*** Opening of GIVEN INFORMATION ***

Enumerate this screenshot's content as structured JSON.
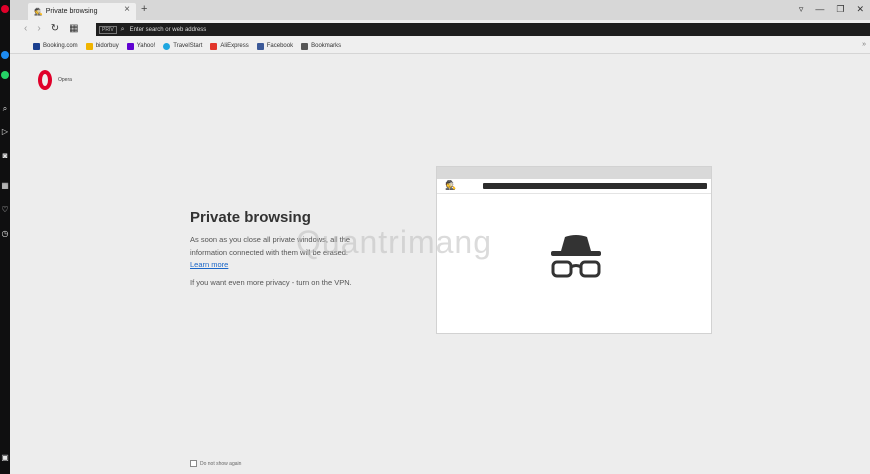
{
  "browser": {
    "tab_title": "Private browsing",
    "new_tab_symbol": "+",
    "tab_close_symbol": "×",
    "address_placeholder": "Enter search or web address",
    "private_badge": "PRIV",
    "window_controls": [
      "▿",
      "—",
      "❐",
      "✕"
    ]
  },
  "bookmarks": [
    {
      "label": "Booking.com",
      "color": "#1a3f8f"
    },
    {
      "label": "bidorbuy",
      "color": "#f0b400"
    },
    {
      "label": "Yahoo!",
      "color": "#5f01d1"
    },
    {
      "label": "TravelStart",
      "color": "#1ea7e0"
    },
    {
      "label": "AliExpress",
      "color": "#e2352a"
    },
    {
      "label": "Facebook",
      "color": "#3b5998"
    },
    {
      "label": "Bookmarks",
      "color": "#555555"
    }
  ],
  "logo": {
    "name": "Opera"
  },
  "page": {
    "heading": "Private browsing",
    "description": "As soon as you close all private windows, all the information connected with them will be erased.",
    "learn_more": "Learn more",
    "vpn_hint": "If you want even more privacy - turn on the VPN.",
    "dont_show": "Do not show again"
  },
  "watermark": "Quantrimang",
  "colors": {
    "accent": "#e0002a",
    "link": "#1a66c8"
  }
}
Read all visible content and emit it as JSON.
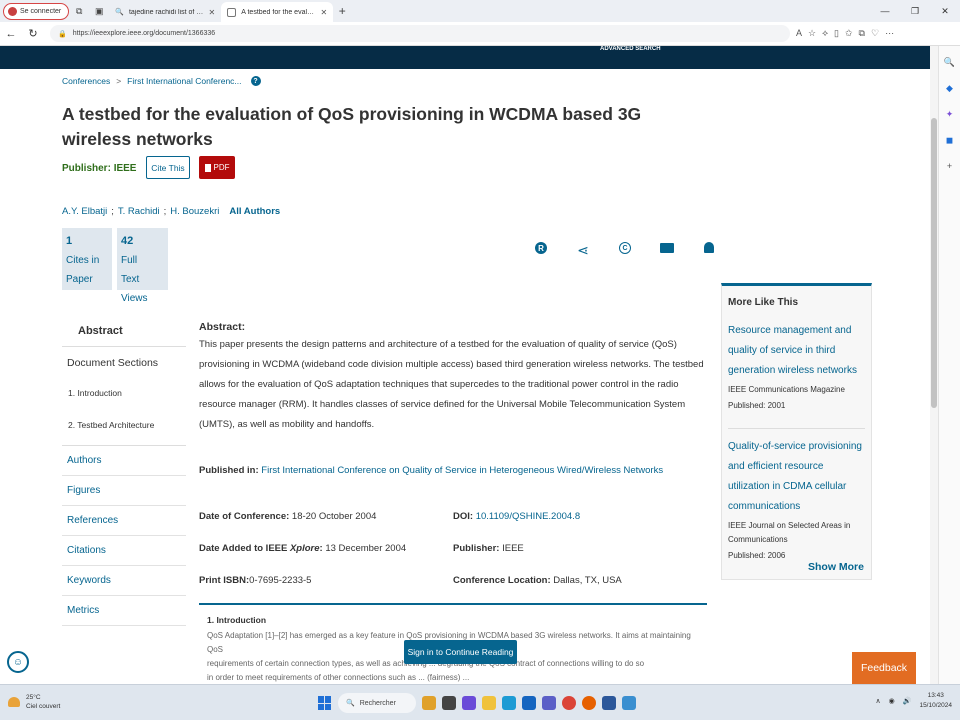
{
  "browser": {
    "profile_label": "Se connecter",
    "tabs": [
      {
        "title": "tajedine rachidi list of publicatio",
        "active": false
      },
      {
        "title": "A testbed for the evaluation of Q",
        "active": true
      }
    ],
    "url": "https://ieeexplore.ieee.org/document/1366336"
  },
  "header": {
    "advanced_search": "ADVANCED SEARCH"
  },
  "breadcrumb": {
    "item1": "Conferences",
    "item2": "First International Conferenc..."
  },
  "document": {
    "title": "A testbed for the evaluation of QoS provisioning in WCDMA based 3G wireless networks",
    "publisher_label": "Publisher:",
    "publisher": "IEEE",
    "cite_label": "Cite This",
    "pdf_label": "PDF",
    "authors": [
      "A.Y. Elbatji",
      "T. Rachidi",
      "H. Bouzekri"
    ],
    "all_authors": "All Authors"
  },
  "metrics": [
    {
      "number": "1",
      "line1": "Cites in",
      "line2": "Paper"
    },
    {
      "number": "42",
      "line1": "Full",
      "line2": "Text Views"
    }
  ],
  "left_nav": {
    "abstract": "Abstract",
    "doc_sections": "Document Sections",
    "sections": [
      "1.  Introduction",
      "2.  Testbed Architecture"
    ],
    "links": [
      "Authors",
      "Figures",
      "References",
      "Citations",
      "Keywords",
      "Metrics"
    ]
  },
  "abstract": {
    "label": "Abstract:",
    "text": "This paper presents the design patterns and architecture of a testbed for the evaluation of quality of service (QoS) provisioning in WCDMA (wideband code division multiple access) based third generation wireless networks. The testbed allows for the evaluation of QoS adaptation techniques that supercedes to the traditional power control in the radio resource manager (RRM). It handles classes of service defined for the Universal Mobile Telecommunication System (UMTS), as well as mobility and handoffs."
  },
  "published_in": {
    "label": "Published in:",
    "value": "First International Conference on Quality of Service in Heterogeneous Wired/Wireless Networks"
  },
  "meta": {
    "date_conf_label": "Date of Conference:",
    "date_conf": "18-20 October 2004",
    "date_added_label_a": "Date Added to IEEE ",
    "date_added_label_b": "Xplore",
    "date_added_label_c": ":",
    "date_added": "13 December 2004",
    "isbn_label": "Print ISBN:",
    "isbn": "0-7695-2233-5",
    "doi_label": "DOI:",
    "doi": "10.1109/QSHINE.2004.8",
    "publisher_label": "Publisher:",
    "publisher": "IEEE",
    "location_label": "Conference Location:",
    "location": "Dallas, TX, USA"
  },
  "intro": {
    "heading": "1. Introduction",
    "line1": "QoS Adaptation [1]–[2] has emerged as a key feature in QoS provisioning in WCDMA based 3G wireless networks. It aims at maintaining QoS",
    "line2": "requirements of certain connection types, as well as achieving ... degrading the QoS contract of connections willing to do so",
    "line3": "in order to meet requirements of other connections such as ... (fairness) ...",
    "signin": "Sign in to Continue Reading"
  },
  "more_like_this": {
    "title": "More Like This",
    "items": [
      {
        "title": "Resource management and quality of service in third generation wireless networks",
        "source": "IEEE Communications Magazine",
        "published": "Published: 2001"
      },
      {
        "title": "Quality-of-service provisioning and efficient resource utilization in CDMA cellular communications",
        "source": "IEEE Journal on Selected Areas in Communications",
        "published": "Published: 2006"
      }
    ],
    "show_more": "Show More"
  },
  "feedback": "Feedback",
  "taskbar": {
    "temp": "25°C",
    "weather": "Ciel couvert",
    "search": "Rechercher",
    "time": "13:43",
    "date": "15/10/2024"
  },
  "colors": {
    "ieee_blue": "#06658f",
    "navy": "#062c46",
    "pdf_red": "#b30b0b",
    "feedback_orange": "#e26c22"
  }
}
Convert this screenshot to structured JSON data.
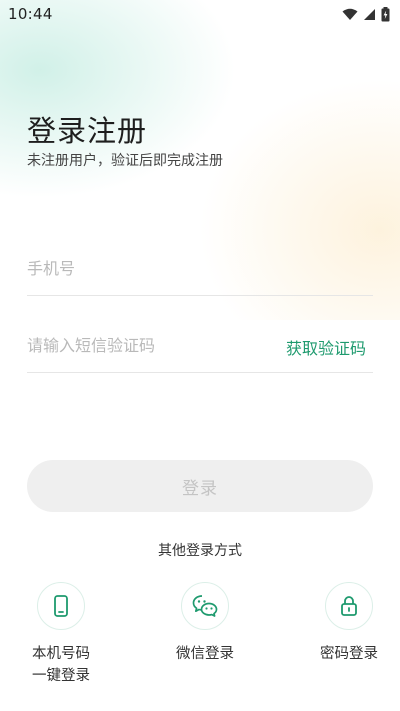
{
  "status_bar": {
    "time": "10:44"
  },
  "header": {
    "title": "登录注册",
    "subtitle": "未注册用户，验证后即完成注册"
  },
  "form": {
    "phone_placeholder": "手机号",
    "code_placeholder": "请输入短信验证码",
    "get_code_label": "获取验证码",
    "login_label": "登录"
  },
  "other_login": {
    "title": "其他登录方式",
    "methods": [
      {
        "label_line1": "本机号码",
        "label_line2": "一键登录",
        "icon": "phone-icon"
      },
      {
        "label": "微信登录",
        "icon": "wechat-icon"
      },
      {
        "label": "密码登录",
        "icon": "lock-icon"
      }
    ]
  },
  "colors": {
    "accent": "#1e9a6e",
    "button_bg": "#efefef",
    "button_text": "#c4c4c4"
  }
}
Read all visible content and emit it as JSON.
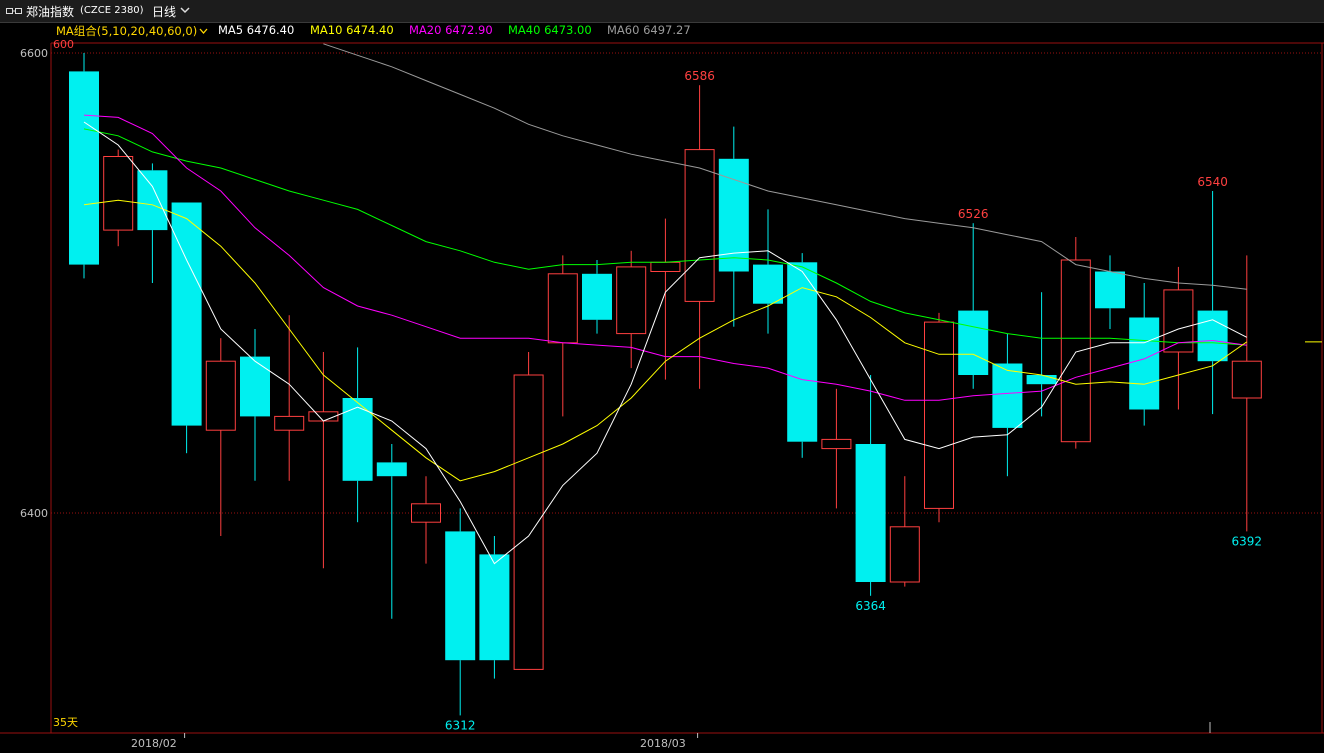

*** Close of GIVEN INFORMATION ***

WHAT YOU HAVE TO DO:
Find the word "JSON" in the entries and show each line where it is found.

WRITTEN SOLUTION:
Enumerate this screenshot's content as structured JSON.
Read all visible content and emit it as JSON.
Convert this screenshot to structured JSON data.
Read all visible content and emit it as JSON.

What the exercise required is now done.